▶ [Interface dataset entries]
━━━━━━
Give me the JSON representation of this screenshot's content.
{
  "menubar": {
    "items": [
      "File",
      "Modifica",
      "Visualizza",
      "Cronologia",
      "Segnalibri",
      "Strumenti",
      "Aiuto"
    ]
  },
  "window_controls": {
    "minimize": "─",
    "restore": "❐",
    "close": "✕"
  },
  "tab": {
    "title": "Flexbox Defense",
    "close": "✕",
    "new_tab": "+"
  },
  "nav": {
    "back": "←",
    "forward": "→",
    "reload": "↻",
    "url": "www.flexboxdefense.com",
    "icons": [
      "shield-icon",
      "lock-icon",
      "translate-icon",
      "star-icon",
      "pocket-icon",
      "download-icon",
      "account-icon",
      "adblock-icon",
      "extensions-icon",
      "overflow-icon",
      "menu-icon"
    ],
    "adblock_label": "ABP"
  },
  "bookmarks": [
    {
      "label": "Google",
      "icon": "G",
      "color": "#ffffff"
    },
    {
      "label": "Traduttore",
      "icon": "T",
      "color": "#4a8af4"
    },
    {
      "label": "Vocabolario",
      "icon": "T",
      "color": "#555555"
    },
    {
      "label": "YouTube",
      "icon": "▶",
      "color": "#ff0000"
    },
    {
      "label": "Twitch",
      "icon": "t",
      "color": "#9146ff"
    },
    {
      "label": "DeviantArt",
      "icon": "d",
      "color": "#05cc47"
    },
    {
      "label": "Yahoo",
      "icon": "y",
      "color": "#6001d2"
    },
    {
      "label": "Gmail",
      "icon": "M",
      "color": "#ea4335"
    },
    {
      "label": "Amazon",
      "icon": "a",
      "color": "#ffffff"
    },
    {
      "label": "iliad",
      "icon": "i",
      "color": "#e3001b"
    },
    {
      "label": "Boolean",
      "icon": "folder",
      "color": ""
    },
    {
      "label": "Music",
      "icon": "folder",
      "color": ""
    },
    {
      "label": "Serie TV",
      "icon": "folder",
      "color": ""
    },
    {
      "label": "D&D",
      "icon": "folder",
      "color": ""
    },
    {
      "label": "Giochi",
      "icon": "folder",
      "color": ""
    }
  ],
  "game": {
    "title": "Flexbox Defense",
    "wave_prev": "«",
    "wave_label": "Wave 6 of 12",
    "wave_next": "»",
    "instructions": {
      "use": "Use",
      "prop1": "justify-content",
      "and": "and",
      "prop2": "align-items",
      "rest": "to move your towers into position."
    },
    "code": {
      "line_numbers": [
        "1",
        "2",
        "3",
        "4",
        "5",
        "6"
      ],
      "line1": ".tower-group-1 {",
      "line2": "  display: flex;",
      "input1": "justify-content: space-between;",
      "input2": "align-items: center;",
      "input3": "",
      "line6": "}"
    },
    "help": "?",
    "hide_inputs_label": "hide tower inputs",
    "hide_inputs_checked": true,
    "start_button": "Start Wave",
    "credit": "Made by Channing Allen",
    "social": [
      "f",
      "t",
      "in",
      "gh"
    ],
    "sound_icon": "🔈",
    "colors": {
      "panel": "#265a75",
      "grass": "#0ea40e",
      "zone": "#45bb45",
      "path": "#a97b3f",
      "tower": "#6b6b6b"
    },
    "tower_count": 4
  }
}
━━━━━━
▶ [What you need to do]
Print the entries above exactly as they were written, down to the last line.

▶ [Result below]
Give me the JSON representation of this screenshot's content.
{
  "menubar": {
    "items": [
      "File",
      "Modifica",
      "Visualizza",
      "Cronologia",
      "Segnalibri",
      "Strumenti",
      "Aiuto"
    ]
  },
  "window_controls": {
    "minimize": "─",
    "restore": "❐",
    "close": "✕"
  },
  "tab": {
    "title": "Flexbox Defense",
    "close": "✕",
    "new_tab": "+"
  },
  "nav": {
    "back": "←",
    "forward": "→",
    "reload": "↻",
    "url": "www.flexboxdefense.com",
    "icons": [
      "shield-icon",
      "lock-icon",
      "translate-icon",
      "star-icon",
      "pocket-icon",
      "download-icon",
      "account-icon",
      "adblock-icon",
      "extensions-icon",
      "overflow-icon",
      "menu-icon"
    ],
    "adblock_label": "ABP"
  },
  "bookmarks": [
    {
      "label": "Google",
      "icon": "G",
      "color": "#ffffff"
    },
    {
      "label": "Traduttore",
      "icon": "T",
      "color": "#4a8af4"
    },
    {
      "label": "Vocabolario",
      "icon": "T",
      "color": "#555555"
    },
    {
      "label": "YouTube",
      "icon": "▶",
      "color": "#ff0000"
    },
    {
      "label": "Twitch",
      "icon": "t",
      "color": "#9146ff"
    },
    {
      "label": "DeviantArt",
      "icon": "d",
      "color": "#05cc47"
    },
    {
      "label": "Yahoo",
      "icon": "y",
      "color": "#6001d2"
    },
    {
      "label": "Gmail",
      "icon": "M",
      "color": "#ea4335"
    },
    {
      "label": "Amazon",
      "icon": "a",
      "color": "#ffffff"
    },
    {
      "label": "iliad",
      "icon": "i",
      "color": "#e3001b"
    },
    {
      "label": "Boolean",
      "icon": "folder",
      "color": ""
    },
    {
      "label": "Music",
      "icon": "folder",
      "color": ""
    },
    {
      "label": "Serie TV",
      "icon": "folder",
      "color": ""
    },
    {
      "label": "D&D",
      "icon": "folder",
      "color": ""
    },
    {
      "label": "Giochi",
      "icon": "folder",
      "color": ""
    }
  ],
  "game": {
    "title": "Flexbox Defense",
    "wave_prev": "«",
    "wave_label": "Wave 6 of 12",
    "wave_next": "»",
    "instructions": {
      "use": "Use",
      "prop1": "justify-content",
      "and": "and",
      "prop2": "align-items",
      "rest": "to move your towers into position."
    },
    "code": {
      "line_numbers": [
        "1",
        "2",
        "3",
        "4",
        "5",
        "6"
      ],
      "line1": ".tower-group-1 {",
      "line2": "  display: flex;",
      "input1": "justify-content: space-between;",
      "input2": "align-items: center;",
      "input3": "",
      "line6": "}"
    },
    "help": "?",
    "hide_inputs_label": "hide tower inputs",
    "hide_inputs_checked": true,
    "start_button": "Start Wave",
    "credit": "Made by Channing Allen",
    "social": [
      "f",
      "t",
      "in",
      "gh"
    ],
    "sound_icon": "🔈",
    "colors": {
      "panel": "#265a75",
      "grass": "#0ea40e",
      "zone": "#45bb45",
      "path": "#a97b3f",
      "tower": "#6b6b6b"
    },
    "tower_count": 4
  }
}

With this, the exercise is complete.